Wednesday, March 28, 2007

Editor Brain Modes

I wound up tying in a long comment to "Coding Horror's" blog... so I thought I would post it here too since this is my official place for programmer musings and fun discussions.


I am a big fan of using the keyboard as much as possible. I have found that over the years I have formed "modes" in my brain for the different types of editors I use:

  • Mode # 1 - "Everyman" Editing:

    This is my brain mode for when I am in a standard windows text box, a notepad window, or editing something on someone else's editor and I want to have the best chance of things just "working". No fancy, feelin' cool editing tricks here. Just get the job done and use the experience to remind you of how much nicer the other mode's are.. (This message typed in Mode # 1).

  • Mode # 2 - "Faux Emacs":

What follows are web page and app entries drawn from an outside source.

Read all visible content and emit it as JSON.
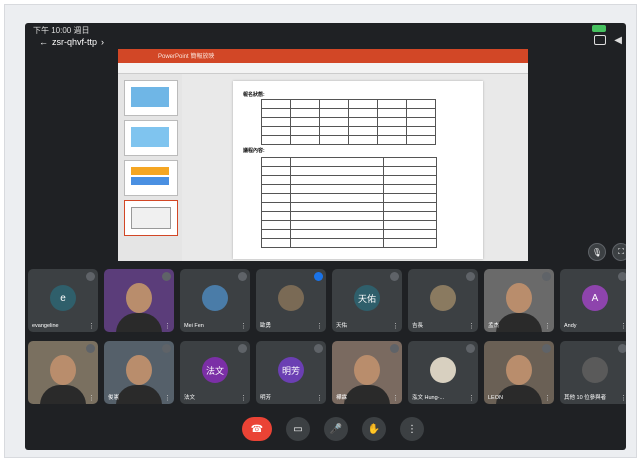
{
  "status_bar": {
    "time": "下午 10:00 週日"
  },
  "meeting": {
    "code": "zsr-qhvf-ttp",
    "chevron": "›",
    "presenter_title": "PowerPoint 簡報放映"
  },
  "slide": {
    "heading1": "報名狀態:",
    "heading2": "議程內容:"
  },
  "participants": [
    {
      "name": "evangeline",
      "initial": "e",
      "avatar_color": "#2f5f6b",
      "type": "initial"
    },
    {
      "name": "",
      "type": "photo"
    },
    {
      "name": "Mei Fen",
      "type": "photo"
    },
    {
      "name": "歐勇",
      "type": "photo",
      "speaking": true
    },
    {
      "name": "天佑",
      "initial": "天佑",
      "avatar_color": "#2f5f6b",
      "type": "initial"
    },
    {
      "name": "吉長",
      "type": "photo"
    },
    {
      "name": "孟杰",
      "type": "photo"
    },
    {
      "name": "Andy",
      "initial": "A",
      "avatar_color": "#8e44ad",
      "type": "initial"
    },
    {
      "name": "",
      "type": "photo"
    },
    {
      "name": "俊憲",
      "type": "photo"
    },
    {
      "name": "法文",
      "initial": "法文",
      "avatar_color": "#7b2fa6",
      "type": "initial"
    },
    {
      "name": "明芳",
      "initial": "明芳",
      "avatar_color": "#6b3fb3",
      "type": "initial"
    },
    {
      "name": "樺霖",
      "type": "photo"
    },
    {
      "name": "泓文 Hung-...",
      "type": "photo"
    },
    {
      "name": "LEON",
      "type": "photo"
    },
    {
      "name": "其他 10 位參與者",
      "type": "photo"
    }
  ],
  "controls": {
    "end_call_icon": "phone-hangup-icon",
    "camera_icon": "camera-icon",
    "mic_icon": "microphone-icon",
    "hand_icon": "raise-hand-icon",
    "more_icon": "more-vertical-icon"
  },
  "colors": {
    "end_call": "#ea4335",
    "tile_bg": "#3c4043",
    "app_bg": "#1f2124"
  }
}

    Ah, old school emacs. This is my favorite, because if you are trained right you can keep both hands on the keyboard for just about everything. No lifting your hand up to search for arrow keys or the home/end. Just keep those palms flat on the keyboard ergo-bench and type away. Emacs uses the CTRL and ALT keys as modifiers for all the basic editing commands, and has no qualms about, say, using Control-F to mean "move cursor forward" and Control-d to mean "delete character". There are some interesting conflicts that arise when you bring the default emacs commands to windows. The one that really freaks people out is when I have Page-Down mapped to Control-V. Heaven help the poor soul who tries to use my Visual Studio while its emacs profile is still engaged. They go to paste a bit of text and the *entire screen changes!* Heh heh... if I had a dime for every time a coworker yelped in dismay...

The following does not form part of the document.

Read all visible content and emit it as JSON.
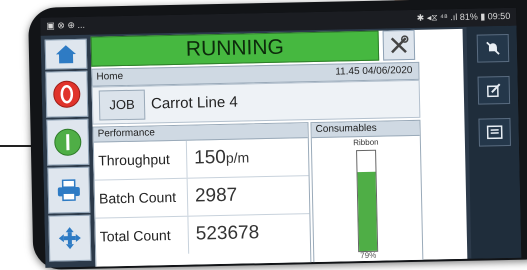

    I do have a somewhat hybrid set up for those apps that I can configure to use emacs key bindings - things like Shift + Control + F = Extend selection forward one char, Shift + Control + A = Extend selection to start of line, and Control + U = Page Up (took that from vi). I am actually more in tune with this "bastardized" hybrid than true emacs, but drop me in real emacs editor and I only start to choke when I have to remember those funky double-sequence commands like Control-X Control-S to save and the like. Or heaven help me if I need to remember how to manipulate kill regions or run a Meta-X search-for-string...
  • Mode # 3: "To The Pain" (g)VI(m) -

    Long ago I lived in worlds where sometimes emacs was not available. I bit the bullet and learned VI. It is just as powerful as emacs in its ability to let you keep those palms flat on the keyboard, but it does it in a different way. VI is a "mode-based" editor - meaning that you press a key ('i') and then everything you type until you hit the ESCAPE key is treated as text input. If you are not in 'insert' mode, then you're in 'command' mode, which is where you can move around ('ijkl') and enter "colon" commands like ':w ~/myfile.txt', ':wq' (write file then quit), or ':q!' (quit without saving, dammit).

    After literally years, I eventually reached the point where I could effortlessly switch into "vi" mode and do quie well. These days, I am even able to do basic search and replace without having to look it up. Don't believe me? Check this out:


    Looks like Sendmail control codes, or Perl gone right, eh? No sir, it is my version of "Replace every occurence of the word 'foobar' with 'Snickers' in the file. My mind tells me that this command is essentially broken down like this:

    ':1,$s/foobar' // search for the string foobar anywhere from
    // the 1st line to the end of file '$'.

    // If you find a foobar, replace it with Snickers please...

    'g' // Oh, and do it globally for all matches you find.
    // (Snickers really satisfies...).

    It turns out that depending on which vi you are using you may not need the 'g' part at all.. and frankly if you use me as your canonical reference for how to break down the vi command above you should have your brain checked for lesions.

    Well, anyway, that's my brain on editors after well over ten years of programming in Unix, Windows, and other seedy locales. Thank you for listening :-)


Martin Stone said...

Hi. I like to keep my hands on the keyboard, too, but the Windows key bindings are a bit too ingrained now, so I wrote a utility that lets you navigate with the home keys in all Windows programs. In other words, it lets you use vi-style cursor keys in your "mode # 1", without being mode-based like vi. You might like it!

Arnoori said...

Hi, I would like to use the emacs style key bindings in visual studio but I am not able to get a full list of the key bindings with emacs profile in vs. Can some body help me how to find the key bindings that are there and how to add new key bindings in the emacs profile.

thanks in advance.